There are 20+ firms in Central Florida eligible and qualified to have applied for the job, through the Request for Proposal (RFP) that was let by the City. Only four firms submitted proposals to the City of Mount Dora. Fowler, O’Quinn, Feeney & Sneed P.A.; Shepard, Smith & Cassidy, P.A.; Vose Law Firm, LLP; and Stenstrom, McIntosh, Colbert and Whigham, P.A. were the applicants. Each was required to present information that confirmed they could provide attorney services to the City by a lawyer who has earned city, county and local government certification.
Certification in city, county and local government law requires attorneys to have been at the practice of law for at least of five years, with substantial involvement in the specialty of city, county and local government law, as well as continuing education classes, peer review and a written exam. The Florida Bar Association website says that board certification, “provides an objective measure that a potential client can rely upon when selecting a lawyer.”
Councilman Cal Rolfson opened the meeting’s discussion by bringing up his past experience as an attorney noting he had provided legal services for, “three cities, and I have represented government at the local, county, state and federal level.” Rolfson went on to explain, that while he did not want special favors in consideration of his experience and background, he hoped that his opinions would at least be heard and considered. Mayor Girone then quipped, “I hired an attorney once, so I have a little bit of experience, too.”

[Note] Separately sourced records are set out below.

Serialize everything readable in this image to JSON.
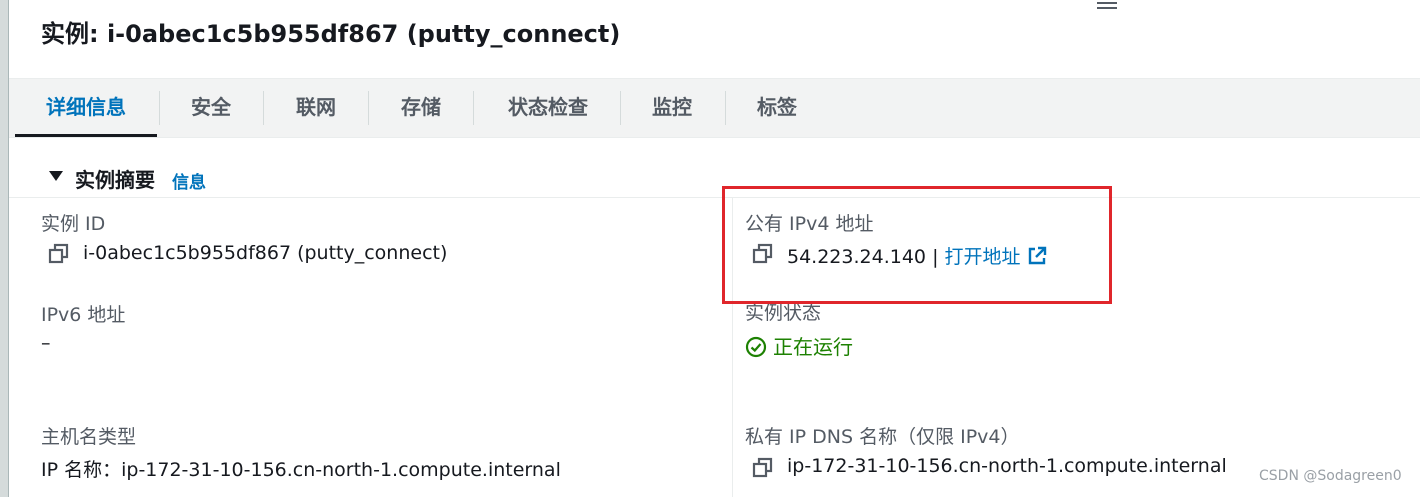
{
  "header": {
    "title": "实例: i-0abec1c5b955df867 (putty_connect)"
  },
  "tabs": [
    {
      "label": "详细信息",
      "active": true
    },
    {
      "label": "安全"
    },
    {
      "label": "联网"
    },
    {
      "label": "存储"
    },
    {
      "label": "状态检查"
    },
    {
      "label": "监控"
    },
    {
      "label": "标签"
    }
  ],
  "summary": {
    "title": "实例摘要",
    "info_link": "信息"
  },
  "fields": {
    "instance_id": {
      "label": "实例 ID",
      "value": "i-0abec1c5b955df867 (putty_connect)"
    },
    "public_ipv4": {
      "label": "公有 IPv4 地址",
      "value": "54.223.24.140",
      "separator": "|",
      "open_link": "打开地址"
    },
    "ipv6": {
      "label": "IPv6 地址",
      "value": "–"
    },
    "instance_state": {
      "label": "实例状态",
      "value": "正在运行"
    },
    "hostname_type": {
      "label": "主机名类型",
      "value": "IP 名称：ip-172-31-10-156.cn-north-1.compute.internal"
    },
    "private_dns": {
      "label": "私有 IP DNS 名称（仅限 IPv4）",
      "value": "ip-172-31-10-156.cn-north-1.compute.internal"
    }
  },
  "icons": {
    "copy": "copy-icon",
    "external_link": "external-link-icon",
    "status_ok": "check-circle-icon",
    "menu": "menu-icon",
    "caret": "caret-down-icon"
  },
  "colors": {
    "link": "#0073bb",
    "status_running": "#1d8102",
    "highlight_box": "#e0262b"
  },
  "watermark": "CSDN @Sodagreen0"
}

Rolfson said he believed that the Fowler firm should not be considered, as they did not supply appropriate proof of certification in the required field. Councilwoman Tillett said she had noticed that as well, and had called the firm. She said she was assured by telephone that the firm really did have a qualified attorney and so she felt they should be included in council’s consideration.
Mr. Rolfson also noted that the Stenstrom law firm only had one attorney, who was listed “of counsel” on the firm’s letterhead who was board certified. Rolfson explained his concerns with that arrangement, saying he wasn’t sure of the relationship that the lawyer had with the firm – but that it was not as strong as that of an associate or partner – and therefore not as secure an arrangement for the City. Rolfson also said he wanted to draw the council’s attention that another firm, the Vose firm, also only had one attorney that had “at counsel” relationship with the firm that was qualified – and that attorney had an unexplained 5-year hiatus on her resumé. Mayor Girone was impatient with the conversation about “at counsel” vs. an attorney directly employed by the firm and felt that conversation was irrelevant.

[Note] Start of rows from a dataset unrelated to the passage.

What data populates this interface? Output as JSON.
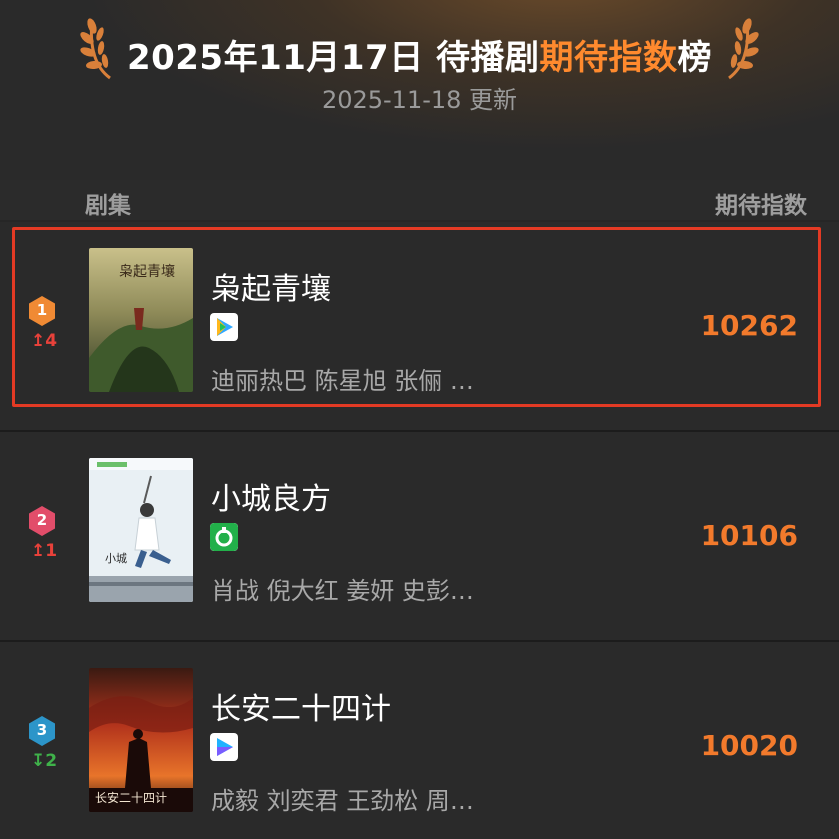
{
  "header": {
    "title_main": "2025年11月17日 待播剧",
    "title_highlight": "期待指数",
    "title_suffix": "榜",
    "update_text": "2025-11-18 更新"
  },
  "columns": {
    "left_label": "剧集",
    "right_label": "期待指数"
  },
  "colors": {
    "accent_orange": "#f27a2c",
    "highlight_border": "#e33a24",
    "rank_up": "#e8413a",
    "rank_down": "#3fb24a"
  },
  "rows": [
    {
      "rank": "1",
      "rank_badge_color": "#f08a34",
      "change": "↥4",
      "change_dir": "up",
      "title": "枭起青壤",
      "platform_icon": "tencent-video-icon",
      "cast": "迪丽热巴 陈星旭 张俪 …",
      "score": "10262",
      "highlighted": true
    },
    {
      "rank": "2",
      "rank_badge_color": "#e24d6a",
      "change": "↥1",
      "change_dir": "up",
      "title": "小城良方",
      "platform_icon": "iqiyi-icon",
      "cast": "肖战 倪大红 姜妍 史彭…",
      "score": "10106",
      "highlighted": false
    },
    {
      "rank": "3",
      "rank_badge_color": "#2c95c9",
      "change": "↧2",
      "change_dir": "down",
      "title": "长安二十四计",
      "platform_icon": "youku-icon",
      "cast": "成毅 刘奕君 王劲松 周…",
      "score": "10020",
      "highlighted": false
    }
  ]
}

Conversation went back and forth among the members for some moments about potentially lowering the requirements as unnecessary, Mayor Girone and Tillett seeming particularly willing to lower the requirements within the RFP.
Rolfson, Rich and Slaby agreed that what had been set forth in the documents should be adhered to, minimally.
Mayor Girone argued that the council could simply waive requirements for certification. He said he, like Tillett, had called the Fowler firm and wanted to interview them. Girone said the council has a right to waive or modify technicalities or irregularities. Tillett agreed, especially since they only had a total of four applicants to consider.
Rolfson argued that if the firm, no matter how qualified, couldn’t submit a correct proposal, that eliminated them from consideration, in his view. Rich agreed with Rolfson, saying that she was concerned if they were making errors of like that now, she imagined it could be worse once they worked for the city.
Mayor Girone declined to take public input until several of his council members, led by Mark Slaby, objected. Two citizens spoke – one in favor of lowering the requirements and one in favor of honoring the language and proposals as submitted without exception.
Laurie Tillett moved to interview all four firms and Mark Slaby seconded the motion. The motion was defeated 4-3 with Mayor Girone, Mark Slaby, Cal Rolfson and Marie Rich voting against. Marc Crail, Ed Rowlett and Laurie Tillett voted yes.
Cal Rolfson made a motion to interview the three firms who met the minimum requirements according to the RFP (excluding Fowler, O’Quinn, Feeney & Sneed, P.A.). The motion was seconded by council woman Rich and passed unanimously.
The council later decided that they would interview the three firms (including their own attorney) at a later date to be coordinated by staff. The council will interview each firm individually, but they (the council) will interview them as a group in 30-45 minute sessions.
The other significant action taken was to extend Vince Pastue’s contract until the day before the new interim city manager, Kim Leinbach is to take his seat. Rolfson made the motion and Rich seconded. The motion passed unanimously.
As of now, the next council meeting is scheduled for March 15, 2016 in the City Hall board room. If that changes, the Mount Dora Citizen will post updates.
Melissa DeMarco, Editor (email@example.com)